A 31-year-old paranoid schizophrenic man who was shot by police Sunday while attempting to escape from a hospital for the criminally insane in Jessup may have been seeking a confrontation as part of a suicide wish, a hospital official said.
"You have to wonder if he was interested in death by police," said Richard Fragala, clinical director at the Clifton T. Perkins Hospital.
Brian Bechtold, who had been incarcerated at the hospital since killing his parents in Montgomery County in 1992, was in serious but stable condition last night at Maryland Shock Trauma Center. The two Howard County police officers who shot him were placed on routine administrative leave yesterday pending an investigation.
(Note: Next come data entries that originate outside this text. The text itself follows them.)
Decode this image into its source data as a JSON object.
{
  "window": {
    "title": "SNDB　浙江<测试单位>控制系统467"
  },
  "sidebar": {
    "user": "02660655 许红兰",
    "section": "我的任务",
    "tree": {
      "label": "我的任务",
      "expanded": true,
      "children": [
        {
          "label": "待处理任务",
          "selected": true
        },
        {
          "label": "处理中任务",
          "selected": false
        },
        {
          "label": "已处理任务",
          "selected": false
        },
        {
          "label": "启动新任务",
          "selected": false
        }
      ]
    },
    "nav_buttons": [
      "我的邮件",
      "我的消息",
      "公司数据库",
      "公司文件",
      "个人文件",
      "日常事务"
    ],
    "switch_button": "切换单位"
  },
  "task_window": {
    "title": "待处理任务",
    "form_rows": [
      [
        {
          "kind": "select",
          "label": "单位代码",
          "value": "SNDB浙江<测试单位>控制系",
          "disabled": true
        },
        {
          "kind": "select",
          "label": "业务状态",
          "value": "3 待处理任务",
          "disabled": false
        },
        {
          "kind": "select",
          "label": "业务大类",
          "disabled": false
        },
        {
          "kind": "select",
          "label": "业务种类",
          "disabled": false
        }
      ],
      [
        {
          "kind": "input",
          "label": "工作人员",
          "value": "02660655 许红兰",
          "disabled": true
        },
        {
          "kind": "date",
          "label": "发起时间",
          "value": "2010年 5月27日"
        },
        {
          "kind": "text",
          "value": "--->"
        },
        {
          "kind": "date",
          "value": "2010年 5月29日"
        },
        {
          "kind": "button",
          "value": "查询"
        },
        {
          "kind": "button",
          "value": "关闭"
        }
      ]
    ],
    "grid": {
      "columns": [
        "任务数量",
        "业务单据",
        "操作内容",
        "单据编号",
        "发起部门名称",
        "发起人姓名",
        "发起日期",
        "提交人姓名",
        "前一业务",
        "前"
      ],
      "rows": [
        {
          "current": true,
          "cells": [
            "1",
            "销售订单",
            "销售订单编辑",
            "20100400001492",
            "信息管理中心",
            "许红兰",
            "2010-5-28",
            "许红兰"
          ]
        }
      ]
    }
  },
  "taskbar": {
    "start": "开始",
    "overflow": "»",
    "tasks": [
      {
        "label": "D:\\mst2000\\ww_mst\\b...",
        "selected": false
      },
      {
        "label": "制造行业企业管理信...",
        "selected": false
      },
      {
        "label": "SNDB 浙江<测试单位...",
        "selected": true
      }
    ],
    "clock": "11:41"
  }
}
On Sunday, Bechtold used a 14-inch metal support strut from an ironing board to coerce a nurse to let him into a low-security wing of the hospital, authorities said. He then ran into the hospital lobby, where some children and visitors were gathered. He was screaming, "I'm going to cut you!" and waving the strut, according to hospital officials. Rather than risk injury to the children, hospital security allowed Bechtold to run out the front door into the parking lot.
There he threatened a motorist sitting in his car, then ran to a small industrial park adjacent to the hospital. Howard County police caught up to him less than a mile away, in the parking lot of Apollo Moving and Storage Co. in the 8300 block of Sherwick Court. He found another parked motorist and threatened to kill him, according to Howard police. He lunged toward the motorist, according to court documents filed yesterday.
The officers then fired one shot each.
Bechtold was charged yesterday with one count of first-degree assault, three counts of second-degree assault and false imprisonment. Though a Montgomery County judge ruled him not criminally responsible for the deaths of his parents in 1992, Howard County police officials said they will order a battery of psychological tests to determine whether Bechtold's mental state has improved to the point that he was legally competent when he attempted escape Sunday.
"We don't know what kind of medication he was on. It's possible he could be judged sane," said Sgt. John Superson, a police spokesman.
Officials at Perkins described Bechtold as "taciturn" and "introverted" but said the devoted weightlifter has not been violent in his seven years at the hospital. Yesterday, staff psychologists scoured prior psychiatric reports in search of missed warning signs.
"This man obviously has a desperation going on that he kept from us," said Fragala said.
Bechtold may have become stressed over financial matters related to money he inherited from his parents' estate that he shares with his four sisters, a Perkins official said. That stress may have led him to attempt his violent breakout.
When Bechtold, a Springbrook High School graduate, was 23, he fatally shot his parents, George W. Bechtold, 54, and Dorothy Bechtold, 63, in their chests, then fled to Texas before turning himself in to police in Port St. Joe, Fla. He told officers there that the devil ordered him to kill and that he turned himself in because of guilt.